Weight-loss surgery, long considered a treatment largely reserved for people with severe obesity, may also be a good and safe option for the treatment of uncontrolled type 2 diabetes in those who are overweight or have mild to moderate obesity.
By: Advanced Laparoscopic Surgeons of Morris, LLC
“Bariatric surgery is emerging as a safe and effective option for managing type 2 diabetes in patients with mild obesity,” says Dr. Alexander Abkin, MD, FACS, Laparoscopic and Bariatric Surgeon and President of Advanced Laparoscopic Surgeons of Morris, LLC, who was not involved in the study. “We are seeing significant improvement or remission of type 2 diabetes in most lower BMI patients. Current evidence suggests that baseline BMI is unrelated to diabetes remission following bariatric and metabolic surgery. The data, which is from a large sample size of patients with type 2 diabetes, shows a modest early morbidity (4%) and low mortality (0.2%) following bariatric surgery in non-severely obese patients.
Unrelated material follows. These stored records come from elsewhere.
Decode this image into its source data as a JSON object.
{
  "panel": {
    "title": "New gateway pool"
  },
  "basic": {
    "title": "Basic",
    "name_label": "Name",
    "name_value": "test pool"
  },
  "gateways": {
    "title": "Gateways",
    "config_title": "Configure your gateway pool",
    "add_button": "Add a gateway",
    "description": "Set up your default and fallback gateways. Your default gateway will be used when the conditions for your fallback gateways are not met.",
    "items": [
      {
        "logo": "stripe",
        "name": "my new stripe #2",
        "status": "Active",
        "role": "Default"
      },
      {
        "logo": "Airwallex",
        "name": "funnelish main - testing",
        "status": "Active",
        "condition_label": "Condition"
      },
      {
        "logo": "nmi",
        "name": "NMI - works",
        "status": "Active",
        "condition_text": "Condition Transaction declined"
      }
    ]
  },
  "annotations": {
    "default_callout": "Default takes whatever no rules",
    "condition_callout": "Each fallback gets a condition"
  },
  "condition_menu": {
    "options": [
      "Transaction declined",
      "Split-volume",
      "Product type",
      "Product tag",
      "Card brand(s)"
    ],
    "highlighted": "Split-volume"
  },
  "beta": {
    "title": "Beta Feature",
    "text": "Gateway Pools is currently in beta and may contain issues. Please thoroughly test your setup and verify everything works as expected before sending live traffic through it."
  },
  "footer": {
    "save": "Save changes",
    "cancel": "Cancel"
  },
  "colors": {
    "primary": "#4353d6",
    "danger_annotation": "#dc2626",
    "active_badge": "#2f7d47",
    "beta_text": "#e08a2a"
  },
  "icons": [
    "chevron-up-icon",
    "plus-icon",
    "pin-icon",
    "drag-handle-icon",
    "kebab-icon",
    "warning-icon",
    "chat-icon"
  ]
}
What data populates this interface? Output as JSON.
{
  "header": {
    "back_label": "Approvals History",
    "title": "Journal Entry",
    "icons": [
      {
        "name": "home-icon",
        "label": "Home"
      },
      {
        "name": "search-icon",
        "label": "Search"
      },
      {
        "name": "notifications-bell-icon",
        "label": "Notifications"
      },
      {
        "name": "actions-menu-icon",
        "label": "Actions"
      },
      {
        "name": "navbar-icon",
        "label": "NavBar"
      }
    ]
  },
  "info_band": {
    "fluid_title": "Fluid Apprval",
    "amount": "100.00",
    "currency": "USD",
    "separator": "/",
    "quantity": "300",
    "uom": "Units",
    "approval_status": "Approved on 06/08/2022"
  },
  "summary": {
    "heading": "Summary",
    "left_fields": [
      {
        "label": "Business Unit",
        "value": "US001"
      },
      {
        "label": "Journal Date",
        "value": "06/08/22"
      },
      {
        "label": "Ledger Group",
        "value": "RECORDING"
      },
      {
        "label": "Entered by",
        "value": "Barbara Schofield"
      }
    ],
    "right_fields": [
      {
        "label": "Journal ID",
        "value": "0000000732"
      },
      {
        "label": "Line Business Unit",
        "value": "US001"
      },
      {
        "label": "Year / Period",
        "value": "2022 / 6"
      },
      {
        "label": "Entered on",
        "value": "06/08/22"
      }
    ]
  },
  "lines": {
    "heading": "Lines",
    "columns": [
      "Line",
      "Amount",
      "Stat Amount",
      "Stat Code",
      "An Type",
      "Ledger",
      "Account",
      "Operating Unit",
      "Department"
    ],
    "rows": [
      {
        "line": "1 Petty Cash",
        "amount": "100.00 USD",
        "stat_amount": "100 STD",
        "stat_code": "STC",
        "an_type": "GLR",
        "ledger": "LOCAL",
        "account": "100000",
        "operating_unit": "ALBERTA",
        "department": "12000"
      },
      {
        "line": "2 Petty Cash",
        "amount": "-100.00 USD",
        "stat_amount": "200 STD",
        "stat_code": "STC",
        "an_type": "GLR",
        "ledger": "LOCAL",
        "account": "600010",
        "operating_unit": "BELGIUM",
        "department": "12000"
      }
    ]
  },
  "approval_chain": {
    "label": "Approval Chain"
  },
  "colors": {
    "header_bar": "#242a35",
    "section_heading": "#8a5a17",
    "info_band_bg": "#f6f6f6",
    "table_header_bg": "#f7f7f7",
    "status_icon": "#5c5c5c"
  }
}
These data are important because most patients with diabetes fall into this BMI category.”
According to guidelines from the National Institutes of Health (NIH), a person is overweight if their BMI is between 25 and 30, and considered to have obesity, if their BMI is 30 or more. Severe obesity begins at a BMI of 35 kg/m2. The NIH guidelines, which have not been updated since 1991, consider surgery an option only for people with a BMI of 35 or more with one or more obesity-related conditions such as diabetes or a BMI of 40.
Dr. Abkin says that over the last quarter century, however, the field of bariatric surgery has significantly evolved with introduction of new less invasive surgical approaches (e.g. laparoscopic surgery) and surgical procedures (e.g. sleeve gastrectomy)
The study showed bariatric and metabolic surgery had a high degree of safety in lower BMI patients. The operations included gastric bypass (57%), gastric banding (23%), sleeve gastrectomy (19%) and duodenal switch (1%). The 30-day postoperative mortality rate was 0.2 percent and the cumulative rate of 16 postoperative adverse events was 4 percent. The procedures were generally two hours in length and patients were discharged from the hospital within two days.
“A two-hour operation and a two-day hospital stay has the potential to resolve or improve what is a chronic, progressive and dangerous disease,” said Alexander Abkin, MD, FACS. “The risk-benefit profile that has emerged for bariatric surgery in people with type 2 diabetes and low BMIs is very favorable and should be considered as a treatment option in carefully selected patients.”
Last year, Cleveland Clinic researchers presented a study that found the 30-day complication rate associated with metabolic surgery, specifically gastric bypass in patients with type 2 diabetes and BMIs of 35 or more, was 3.4 percent, about the same rate as laparoscopic cholecystectomy (gallbladder surgery) and hysterectomy. Hospital stays and readmission rates were similar to laparoscopic appendectomy. The month-long mortality rate for metabolic or diabetes surgery was 0.3 percent, about that of total knee replacement, and about one-tenth the risk of death after cardiovascular surgery (Published in the Diabetes, Obesity & Metabolism journal 2015; 17(2):198-201)
Previous studies have shown that metabolic and bariatric surgery improves type 2 diabetes in nearly 90 percent of patients and diabetes goes into remission in up to 50 percent.
To contact Dr. Abkin for further questions regarding the article or about patient referrals, please call 973-410-9700 or visit http://www.njbariatricsurgeons.com/
Advanced Laparoscopic Surgeons of Morris, LLC